> **What the task asks**
Copy out each line below that has the word "placeholder" in it.

> **Listed entries**
= Beginning of Section =
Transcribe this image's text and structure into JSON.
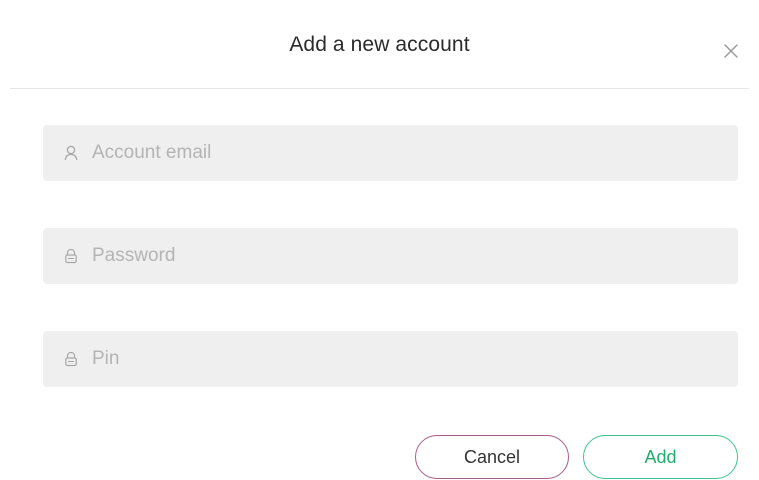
{
  "dialog": {
    "title": "Add a new account",
    "close_icon": "close-icon"
  },
  "fields": {
    "email": {
      "placeholder": "Account email",
      "value": "",
      "icon": "user-icon"
    },
    "password": {
      "placeholder": "Password",
      "value": "",
      "icon": "lock-icon"
    },
    "pin": {
      "placeholder": "Pin",
      "value": "",
      "icon": "lock-icon"
    }
  },
  "actions": {
    "cancel_label": "Cancel",
    "add_label": "Add"
  },
  "colors": {
    "cancel_border": "#a85a8a",
    "add_border": "#3ec48a",
    "add_text": "#1fae6b",
    "field_bg": "#efefef",
    "placeholder": "#b4b4b4"
  }
}
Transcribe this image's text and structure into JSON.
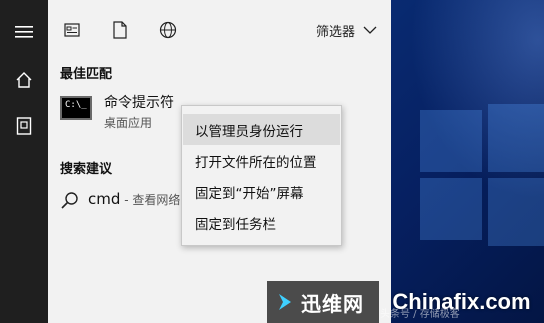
{
  "topbar": {
    "icons": [
      "all-results-icon",
      "documents-icon",
      "web-icon"
    ],
    "filter_label": "筛选器"
  },
  "sections": {
    "best_match": "最佳匹配",
    "suggestions": "搜索建议"
  },
  "best_match": {
    "title": "命令提示符",
    "subtitle": "桌面应用",
    "icon_text": "C:\\_"
  },
  "suggestion": {
    "query": "cmd",
    "rest": " - 查看网络"
  },
  "context_menu": {
    "items": [
      "以管理员身份运行",
      "打开文件所在的位置",
      "固定到“开始”屏幕",
      "固定到任务栏"
    ]
  },
  "watermark": {
    "name": "迅维网",
    "brand": "Chinafix.com",
    "credit": "头条号 / 存储极客"
  },
  "colors": {
    "rail": "#1f1f1f",
    "panel": "#f2f2f2",
    "desktop": "#0a2f78",
    "menu_hover": "#dcdcdc"
  }
}
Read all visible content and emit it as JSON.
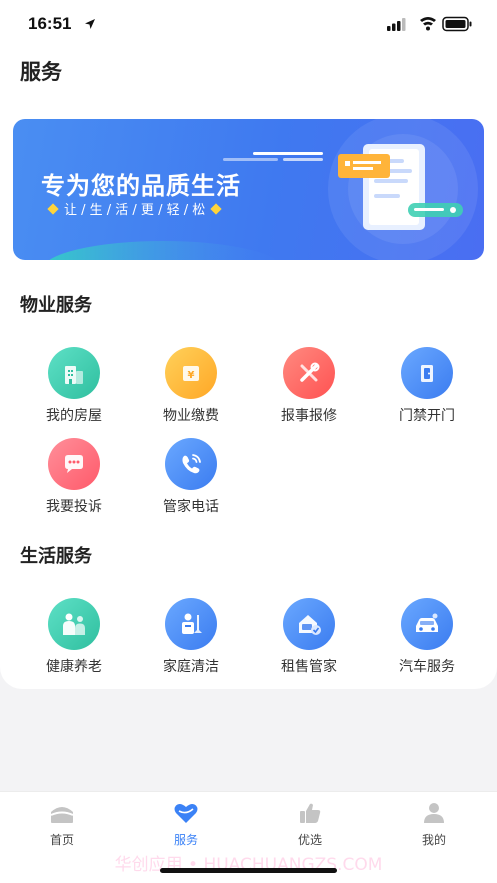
{
  "status": {
    "time": "16:51"
  },
  "page": {
    "title": "服务"
  },
  "banner": {
    "title": "专为您的品质生活",
    "subtitle": "让 / 生 / 活 / 更 / 轻 / 松"
  },
  "property_services": {
    "title": "物业服务",
    "items": [
      {
        "label": "我的房屋",
        "icon": "building-icon",
        "color": "#3fcfb4"
      },
      {
        "label": "物业缴费",
        "icon": "payment-icon",
        "color": "#ffb93a"
      },
      {
        "label": "报事报修",
        "icon": "repair-icon",
        "color": "#ff6b6b"
      },
      {
        "label": "门禁开门",
        "icon": "door-icon",
        "color": "#4a8ef2"
      },
      {
        "label": "我要投诉",
        "icon": "complaint-icon",
        "color": "#ff6b7a"
      },
      {
        "label": "管家电话",
        "icon": "phone-icon",
        "color": "#4a8ef2"
      }
    ]
  },
  "life_services": {
    "title": "生活服务",
    "items": [
      {
        "label": "健康养老",
        "icon": "elderly-care-icon",
        "color": "#3fcfb4"
      },
      {
        "label": "家庭清洁",
        "icon": "cleaning-icon",
        "color": "#4a8ef2"
      },
      {
        "label": "租售管家",
        "icon": "rental-icon",
        "color": "#4a8ef2"
      },
      {
        "label": "汽车服务",
        "icon": "car-icon",
        "color": "#4a8ef2"
      }
    ]
  },
  "tabbar": {
    "items": [
      {
        "label": "首页",
        "icon": "home-icon",
        "active": false
      },
      {
        "label": "服务",
        "icon": "heart-icon",
        "active": true
      },
      {
        "label": "优选",
        "icon": "thumbs-up-icon",
        "active": false
      },
      {
        "label": "我的",
        "icon": "user-icon",
        "active": false
      }
    ]
  },
  "watermark": {
    "text": "华创应用 • HUACHUANGZS.COM"
  },
  "colors": {
    "accent": "#3b82f6",
    "tab_inactive": "#bdbdbd"
  }
}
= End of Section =
> **Answer box**
      "placeholder": "Account email",
      "placeholder": "Password",
      "placeholder": "Pin",
    "placeholder": "#b4b4b4"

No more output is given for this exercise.